Input data

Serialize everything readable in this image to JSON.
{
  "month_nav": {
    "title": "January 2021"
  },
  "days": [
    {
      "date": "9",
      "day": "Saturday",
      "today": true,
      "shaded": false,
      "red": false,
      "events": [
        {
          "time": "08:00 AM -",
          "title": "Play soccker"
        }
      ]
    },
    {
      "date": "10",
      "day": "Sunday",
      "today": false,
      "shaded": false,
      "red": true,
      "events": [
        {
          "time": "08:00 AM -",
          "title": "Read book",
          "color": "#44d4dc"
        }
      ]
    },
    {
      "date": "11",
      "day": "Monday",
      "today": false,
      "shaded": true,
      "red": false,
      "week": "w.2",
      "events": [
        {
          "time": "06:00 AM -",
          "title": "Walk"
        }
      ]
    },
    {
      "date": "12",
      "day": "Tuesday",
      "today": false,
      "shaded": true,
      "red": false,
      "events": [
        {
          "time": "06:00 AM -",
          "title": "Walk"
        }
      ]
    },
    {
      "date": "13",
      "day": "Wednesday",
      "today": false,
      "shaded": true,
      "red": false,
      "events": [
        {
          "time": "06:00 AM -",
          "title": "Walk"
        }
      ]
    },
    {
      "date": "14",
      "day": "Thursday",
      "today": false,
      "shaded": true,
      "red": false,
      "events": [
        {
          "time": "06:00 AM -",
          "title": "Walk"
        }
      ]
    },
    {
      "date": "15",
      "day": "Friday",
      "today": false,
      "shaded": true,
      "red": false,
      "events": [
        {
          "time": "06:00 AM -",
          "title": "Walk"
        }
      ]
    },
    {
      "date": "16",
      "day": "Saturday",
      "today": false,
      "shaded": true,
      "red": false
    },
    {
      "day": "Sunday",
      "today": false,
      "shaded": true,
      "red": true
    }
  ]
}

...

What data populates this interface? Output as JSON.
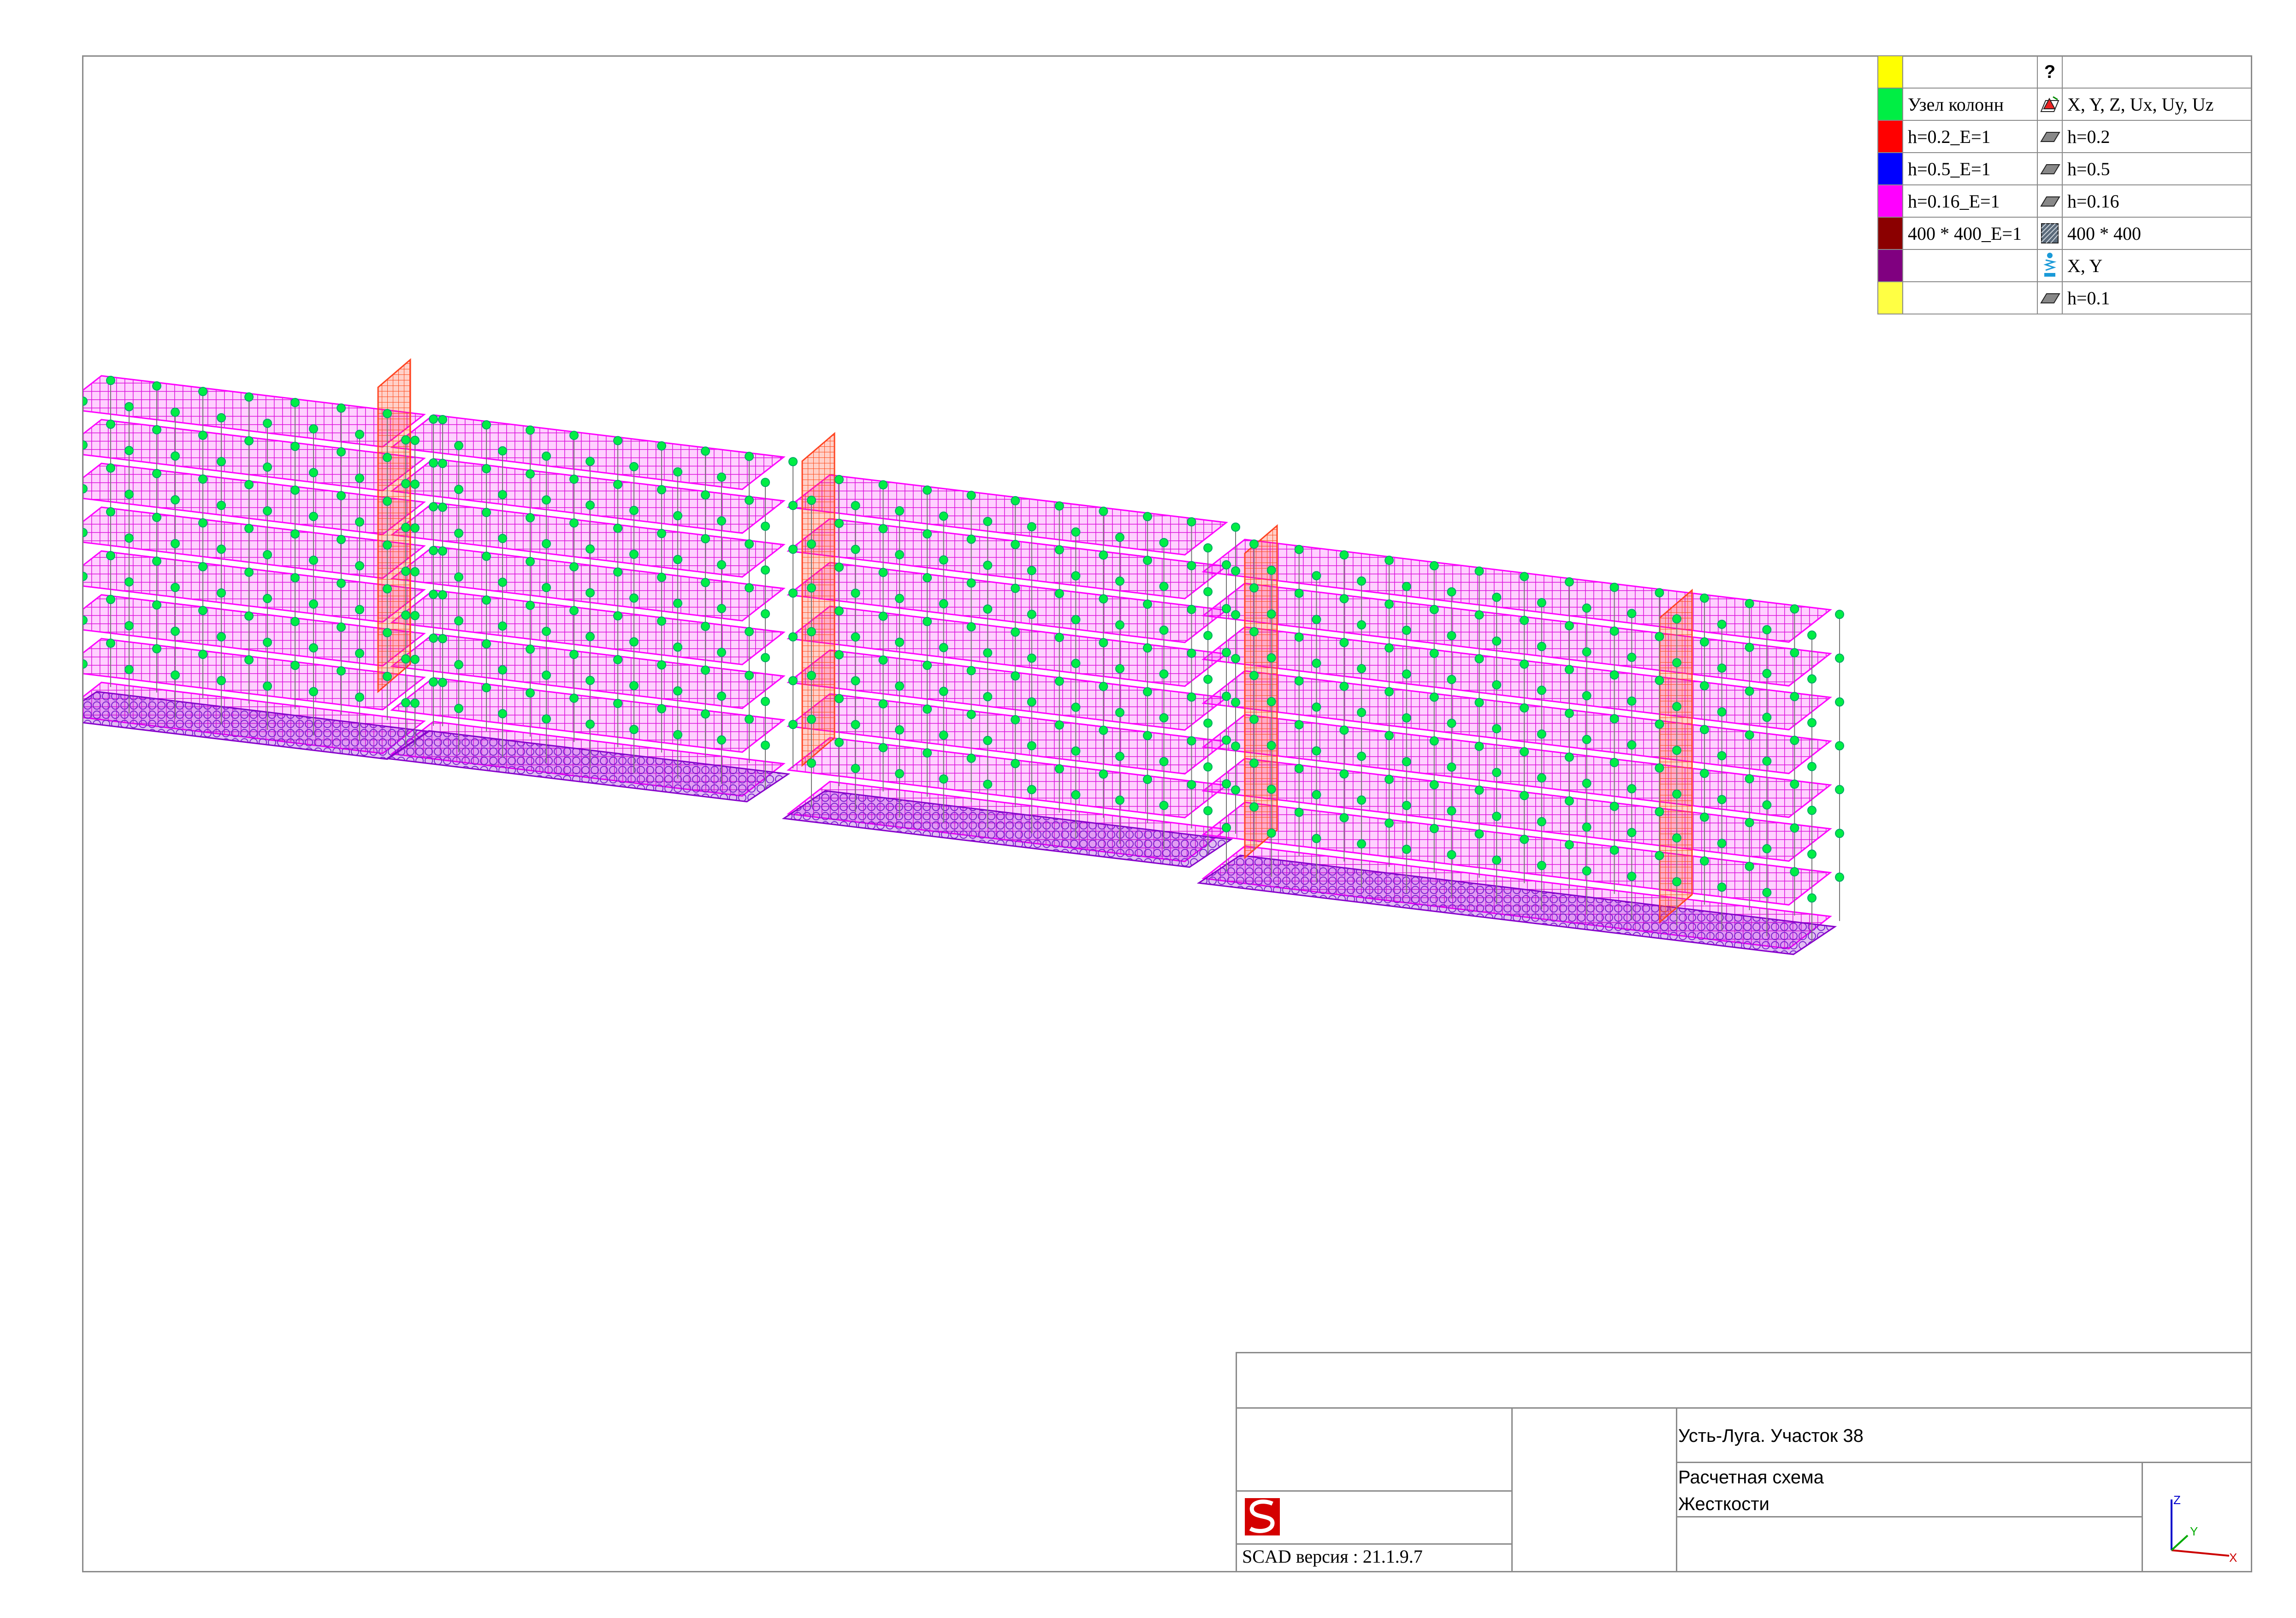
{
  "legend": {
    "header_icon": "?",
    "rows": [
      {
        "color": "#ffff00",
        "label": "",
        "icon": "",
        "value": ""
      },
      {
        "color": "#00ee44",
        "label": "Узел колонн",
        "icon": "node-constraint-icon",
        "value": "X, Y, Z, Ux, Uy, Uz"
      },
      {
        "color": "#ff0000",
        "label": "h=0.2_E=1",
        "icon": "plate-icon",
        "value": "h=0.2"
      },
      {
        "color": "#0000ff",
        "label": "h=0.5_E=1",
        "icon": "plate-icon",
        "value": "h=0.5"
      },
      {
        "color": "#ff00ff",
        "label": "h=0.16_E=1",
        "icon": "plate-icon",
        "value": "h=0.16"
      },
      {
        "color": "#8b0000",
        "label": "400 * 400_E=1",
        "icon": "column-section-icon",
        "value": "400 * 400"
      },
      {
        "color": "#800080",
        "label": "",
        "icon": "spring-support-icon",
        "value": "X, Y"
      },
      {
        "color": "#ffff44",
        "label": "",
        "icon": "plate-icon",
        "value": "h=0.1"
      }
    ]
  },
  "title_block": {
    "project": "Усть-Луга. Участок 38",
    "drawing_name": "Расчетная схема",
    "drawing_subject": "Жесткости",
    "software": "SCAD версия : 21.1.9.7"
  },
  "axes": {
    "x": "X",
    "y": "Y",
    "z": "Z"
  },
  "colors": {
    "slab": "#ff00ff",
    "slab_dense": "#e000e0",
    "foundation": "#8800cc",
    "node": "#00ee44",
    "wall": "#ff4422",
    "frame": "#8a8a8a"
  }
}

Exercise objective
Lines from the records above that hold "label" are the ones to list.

Reply
        "label": "",
        "label": "Узел колонн",
        "label": "h=0.2_E=1",
        "label": "h=0.5_E=1",
        "label": "h=0.16_E=1",
        "label": "400 * 400_E=1",
        "label": "",
        "label": "",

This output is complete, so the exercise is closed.